  22. Nitin GS, Bonde CG, Patil VV, Narkhede SB, Patil AP, et al. (2008) Analgesic activity of seeds of Moringa oleifera Lam. International Journal of Green Pharmacy pp: 108-110.
  23. Nadkarni KM (2009) Indian Materia Medica. Bombay Popular Prakashan 1: 811-816.
  24. Iswar Chandra G, Shamim Q, Safwan AK, Jitendra P, Rohit C, et al. (2010) Short Communication Evaluation of the Anthelmintic Activity of Moringa oleifera seeds. International Journal of Pharma Professional’s Research 1(1): 88-89.
  25. Bauer AW, Kirby WM, Sherris JC, Turck M (1966) Antibiotic susceptibility testing by a standardized single disk method. Am J Clin Pathol 45(4): 493-496.

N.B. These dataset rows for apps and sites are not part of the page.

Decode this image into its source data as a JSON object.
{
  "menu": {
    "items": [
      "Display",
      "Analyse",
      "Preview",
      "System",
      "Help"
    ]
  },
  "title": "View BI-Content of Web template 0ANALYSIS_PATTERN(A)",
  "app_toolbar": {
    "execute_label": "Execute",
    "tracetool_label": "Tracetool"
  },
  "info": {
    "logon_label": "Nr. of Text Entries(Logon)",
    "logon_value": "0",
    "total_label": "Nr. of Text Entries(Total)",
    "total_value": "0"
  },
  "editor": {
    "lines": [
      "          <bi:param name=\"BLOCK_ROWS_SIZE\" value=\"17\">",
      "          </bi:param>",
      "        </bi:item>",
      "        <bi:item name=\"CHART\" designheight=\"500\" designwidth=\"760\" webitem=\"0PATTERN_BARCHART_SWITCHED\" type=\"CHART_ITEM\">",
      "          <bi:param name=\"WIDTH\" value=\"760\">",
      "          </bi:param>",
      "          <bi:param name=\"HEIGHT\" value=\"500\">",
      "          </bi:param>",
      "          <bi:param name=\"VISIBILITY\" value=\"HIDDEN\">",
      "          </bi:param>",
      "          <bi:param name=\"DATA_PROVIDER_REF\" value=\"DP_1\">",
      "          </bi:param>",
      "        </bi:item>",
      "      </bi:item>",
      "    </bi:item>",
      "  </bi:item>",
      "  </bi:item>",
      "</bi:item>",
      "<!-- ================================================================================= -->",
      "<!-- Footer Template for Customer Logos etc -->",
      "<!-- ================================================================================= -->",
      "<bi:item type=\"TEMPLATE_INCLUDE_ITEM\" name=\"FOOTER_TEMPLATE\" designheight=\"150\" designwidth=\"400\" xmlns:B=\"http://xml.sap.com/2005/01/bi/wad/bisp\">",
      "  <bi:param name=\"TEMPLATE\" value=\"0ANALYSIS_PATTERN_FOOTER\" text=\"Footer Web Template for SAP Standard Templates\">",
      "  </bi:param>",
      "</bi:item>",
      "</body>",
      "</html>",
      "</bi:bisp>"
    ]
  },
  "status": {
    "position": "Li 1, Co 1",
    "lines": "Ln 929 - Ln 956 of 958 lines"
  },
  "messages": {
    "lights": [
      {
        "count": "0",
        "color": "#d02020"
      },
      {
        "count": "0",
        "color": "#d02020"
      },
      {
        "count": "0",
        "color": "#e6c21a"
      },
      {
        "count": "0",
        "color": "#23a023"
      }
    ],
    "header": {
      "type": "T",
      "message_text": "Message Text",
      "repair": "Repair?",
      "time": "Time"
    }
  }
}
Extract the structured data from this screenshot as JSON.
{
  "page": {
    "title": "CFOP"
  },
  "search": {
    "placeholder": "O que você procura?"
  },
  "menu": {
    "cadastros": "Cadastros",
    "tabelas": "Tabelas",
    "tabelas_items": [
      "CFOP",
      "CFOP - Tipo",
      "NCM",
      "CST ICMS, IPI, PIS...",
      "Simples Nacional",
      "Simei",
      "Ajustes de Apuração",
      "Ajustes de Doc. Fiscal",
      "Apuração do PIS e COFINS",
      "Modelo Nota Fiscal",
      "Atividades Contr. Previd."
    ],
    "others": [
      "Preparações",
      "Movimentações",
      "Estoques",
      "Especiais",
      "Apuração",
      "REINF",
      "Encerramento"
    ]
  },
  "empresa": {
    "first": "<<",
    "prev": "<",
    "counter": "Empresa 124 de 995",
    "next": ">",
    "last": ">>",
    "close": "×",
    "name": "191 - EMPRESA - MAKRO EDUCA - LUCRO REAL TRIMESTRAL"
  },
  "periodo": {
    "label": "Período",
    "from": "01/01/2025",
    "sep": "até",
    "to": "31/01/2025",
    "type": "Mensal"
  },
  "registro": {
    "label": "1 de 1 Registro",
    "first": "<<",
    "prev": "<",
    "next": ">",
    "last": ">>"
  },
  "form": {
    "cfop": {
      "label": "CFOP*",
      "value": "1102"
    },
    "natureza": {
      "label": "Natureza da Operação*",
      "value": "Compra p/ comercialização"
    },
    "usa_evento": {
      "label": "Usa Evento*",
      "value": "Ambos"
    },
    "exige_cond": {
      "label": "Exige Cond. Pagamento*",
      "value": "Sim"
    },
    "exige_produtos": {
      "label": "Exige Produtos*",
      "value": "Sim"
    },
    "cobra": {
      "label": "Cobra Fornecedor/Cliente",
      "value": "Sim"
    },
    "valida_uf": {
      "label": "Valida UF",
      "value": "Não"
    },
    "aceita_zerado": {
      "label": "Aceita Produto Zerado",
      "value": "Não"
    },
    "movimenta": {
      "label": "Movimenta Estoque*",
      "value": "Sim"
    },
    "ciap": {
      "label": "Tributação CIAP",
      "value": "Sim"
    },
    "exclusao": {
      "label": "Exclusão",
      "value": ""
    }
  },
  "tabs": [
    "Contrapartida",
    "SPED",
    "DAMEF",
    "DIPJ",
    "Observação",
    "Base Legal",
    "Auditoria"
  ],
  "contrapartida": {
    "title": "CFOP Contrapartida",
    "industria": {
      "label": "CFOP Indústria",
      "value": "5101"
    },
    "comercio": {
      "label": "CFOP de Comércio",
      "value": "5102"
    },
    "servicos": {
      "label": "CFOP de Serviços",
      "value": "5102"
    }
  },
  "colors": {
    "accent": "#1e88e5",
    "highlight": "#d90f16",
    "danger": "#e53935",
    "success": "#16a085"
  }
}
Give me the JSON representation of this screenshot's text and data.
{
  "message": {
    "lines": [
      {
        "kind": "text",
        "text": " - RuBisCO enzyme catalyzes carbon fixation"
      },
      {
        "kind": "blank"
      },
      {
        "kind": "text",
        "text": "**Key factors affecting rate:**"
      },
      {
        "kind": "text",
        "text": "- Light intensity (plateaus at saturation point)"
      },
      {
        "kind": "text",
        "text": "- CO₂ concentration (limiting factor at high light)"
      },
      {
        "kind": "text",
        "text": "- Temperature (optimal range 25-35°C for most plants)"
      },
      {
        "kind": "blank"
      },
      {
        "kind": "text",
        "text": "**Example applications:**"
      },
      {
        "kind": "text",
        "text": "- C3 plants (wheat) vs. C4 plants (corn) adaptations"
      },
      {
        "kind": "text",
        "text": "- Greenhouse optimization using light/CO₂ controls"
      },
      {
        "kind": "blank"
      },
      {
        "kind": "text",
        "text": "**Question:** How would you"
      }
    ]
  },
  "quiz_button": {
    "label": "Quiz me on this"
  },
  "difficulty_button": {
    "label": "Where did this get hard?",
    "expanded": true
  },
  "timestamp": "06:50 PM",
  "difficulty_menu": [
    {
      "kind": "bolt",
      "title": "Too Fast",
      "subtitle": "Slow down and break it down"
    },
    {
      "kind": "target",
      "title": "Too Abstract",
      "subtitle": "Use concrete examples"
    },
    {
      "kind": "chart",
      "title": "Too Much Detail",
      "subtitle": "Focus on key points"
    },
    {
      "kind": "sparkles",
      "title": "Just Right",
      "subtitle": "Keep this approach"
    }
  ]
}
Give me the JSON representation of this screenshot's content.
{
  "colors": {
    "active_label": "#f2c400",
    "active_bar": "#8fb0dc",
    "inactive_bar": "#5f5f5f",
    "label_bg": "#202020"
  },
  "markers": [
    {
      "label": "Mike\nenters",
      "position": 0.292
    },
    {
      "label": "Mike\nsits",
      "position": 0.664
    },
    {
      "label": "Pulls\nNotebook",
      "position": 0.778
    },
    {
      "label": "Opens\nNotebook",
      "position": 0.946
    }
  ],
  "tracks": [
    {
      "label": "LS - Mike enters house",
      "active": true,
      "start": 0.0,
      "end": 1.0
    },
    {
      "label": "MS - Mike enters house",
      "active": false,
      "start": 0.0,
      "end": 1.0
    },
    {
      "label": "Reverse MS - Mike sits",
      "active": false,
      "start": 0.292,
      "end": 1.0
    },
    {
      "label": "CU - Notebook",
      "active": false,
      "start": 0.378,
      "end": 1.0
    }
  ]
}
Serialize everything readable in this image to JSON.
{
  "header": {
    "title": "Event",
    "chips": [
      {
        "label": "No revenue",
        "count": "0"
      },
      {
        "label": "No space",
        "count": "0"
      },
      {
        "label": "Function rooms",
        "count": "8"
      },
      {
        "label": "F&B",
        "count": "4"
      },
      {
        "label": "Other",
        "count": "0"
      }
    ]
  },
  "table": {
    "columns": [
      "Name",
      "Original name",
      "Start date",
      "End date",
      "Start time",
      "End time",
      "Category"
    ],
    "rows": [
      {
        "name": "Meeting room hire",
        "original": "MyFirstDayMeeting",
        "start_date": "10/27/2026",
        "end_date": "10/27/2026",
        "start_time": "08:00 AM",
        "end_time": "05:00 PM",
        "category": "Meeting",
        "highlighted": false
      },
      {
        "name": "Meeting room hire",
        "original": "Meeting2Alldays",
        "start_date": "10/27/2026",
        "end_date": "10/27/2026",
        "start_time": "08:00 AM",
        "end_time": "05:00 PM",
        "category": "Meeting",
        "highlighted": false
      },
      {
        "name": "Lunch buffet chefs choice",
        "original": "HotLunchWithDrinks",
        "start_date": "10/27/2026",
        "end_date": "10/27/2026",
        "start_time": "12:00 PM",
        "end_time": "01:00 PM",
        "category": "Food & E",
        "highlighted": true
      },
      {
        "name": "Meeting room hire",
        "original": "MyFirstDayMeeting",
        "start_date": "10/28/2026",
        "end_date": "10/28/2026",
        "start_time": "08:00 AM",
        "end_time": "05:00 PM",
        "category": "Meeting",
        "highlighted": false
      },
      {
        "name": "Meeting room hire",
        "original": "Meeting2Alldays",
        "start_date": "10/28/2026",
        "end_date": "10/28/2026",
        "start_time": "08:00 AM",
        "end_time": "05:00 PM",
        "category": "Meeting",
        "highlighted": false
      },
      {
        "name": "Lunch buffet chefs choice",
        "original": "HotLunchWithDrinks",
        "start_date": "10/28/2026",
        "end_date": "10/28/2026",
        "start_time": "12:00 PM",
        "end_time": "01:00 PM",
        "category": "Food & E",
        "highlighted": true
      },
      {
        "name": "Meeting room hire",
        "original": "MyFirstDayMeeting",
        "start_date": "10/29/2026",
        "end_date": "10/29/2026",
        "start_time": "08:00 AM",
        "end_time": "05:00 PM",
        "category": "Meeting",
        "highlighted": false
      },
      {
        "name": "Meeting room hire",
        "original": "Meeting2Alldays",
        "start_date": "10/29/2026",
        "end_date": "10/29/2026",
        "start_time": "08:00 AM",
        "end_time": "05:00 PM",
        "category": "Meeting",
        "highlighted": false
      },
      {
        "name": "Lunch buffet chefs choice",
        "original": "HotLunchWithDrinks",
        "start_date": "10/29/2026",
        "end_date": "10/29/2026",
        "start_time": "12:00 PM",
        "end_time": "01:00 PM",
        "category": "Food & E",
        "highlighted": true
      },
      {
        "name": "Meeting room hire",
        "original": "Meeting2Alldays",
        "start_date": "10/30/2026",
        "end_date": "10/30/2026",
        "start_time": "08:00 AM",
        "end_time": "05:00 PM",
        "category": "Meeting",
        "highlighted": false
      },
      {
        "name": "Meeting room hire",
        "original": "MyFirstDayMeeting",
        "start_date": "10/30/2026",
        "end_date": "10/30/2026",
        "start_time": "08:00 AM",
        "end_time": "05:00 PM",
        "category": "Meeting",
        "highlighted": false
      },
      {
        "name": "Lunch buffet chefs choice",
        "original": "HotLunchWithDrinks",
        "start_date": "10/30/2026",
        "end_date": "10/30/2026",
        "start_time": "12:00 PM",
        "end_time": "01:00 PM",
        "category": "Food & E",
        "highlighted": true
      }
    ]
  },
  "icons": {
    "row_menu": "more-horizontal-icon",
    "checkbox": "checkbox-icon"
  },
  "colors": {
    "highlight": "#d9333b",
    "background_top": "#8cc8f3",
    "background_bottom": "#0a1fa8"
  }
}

  26. Napolean P, Anitha J, Emilin RR (2009) Isolation, analysis and identification of phytochemicals of antimicrobial activity of Moringa oleifera Lam. Current Biotica 3(1): 33-37.
  27. Rhoades, David F (1979) Evolution of Plant Chemical Defense against Herbivores. In: Rosenthal, et al. (eds), Herbivores: Their Interaction with Secondary Plant Metabolites, Academic Press, New York, USA, p: 41.
  28. Korkina LG, Afanas'ev IB (1997) Antioxidant and chelating properties of flavonoids. Adv Pharmacol 38: 151-163.
  29. Yamunadevi M, Wesely EG, Johnson M (2011) Phytochemical studies on the terpenoids of medicinally important plant Aervalanata L. using HPTLC. Asian Pacific Journal of Tropical Biomedicine 1(2): S220- S225.
  30. Winter WP, Mason KT, Ford TD (1993) Mechanism of saponin- induced red cell hemolysis: reexamination. Blood 82(1): 461.
  31. Abalaka ME, Daniyan SY, Dyeleke SB, Adeyemo SO (2012) The antibacterial evaluation of moringa oleifera leaf extracts on selected bacterial pathogen. Journal of microbiology research 2(2): 1-4.
© 2014-2016 MedCrave Group, All rights reserved. No part of this content may be reproduced or transmitted in any form or by any means as per the standard guidelines of fair use.
Creative Commons License Open Access by MedCrave Group is licensed under a Creative Commons Attribution 4.0 International License.
Based on a work at http://medcraveonline.com
Best viewed in Mozilla Firefox | Google Chrome | Above IE 7.0 version | Opera |Privacy Policy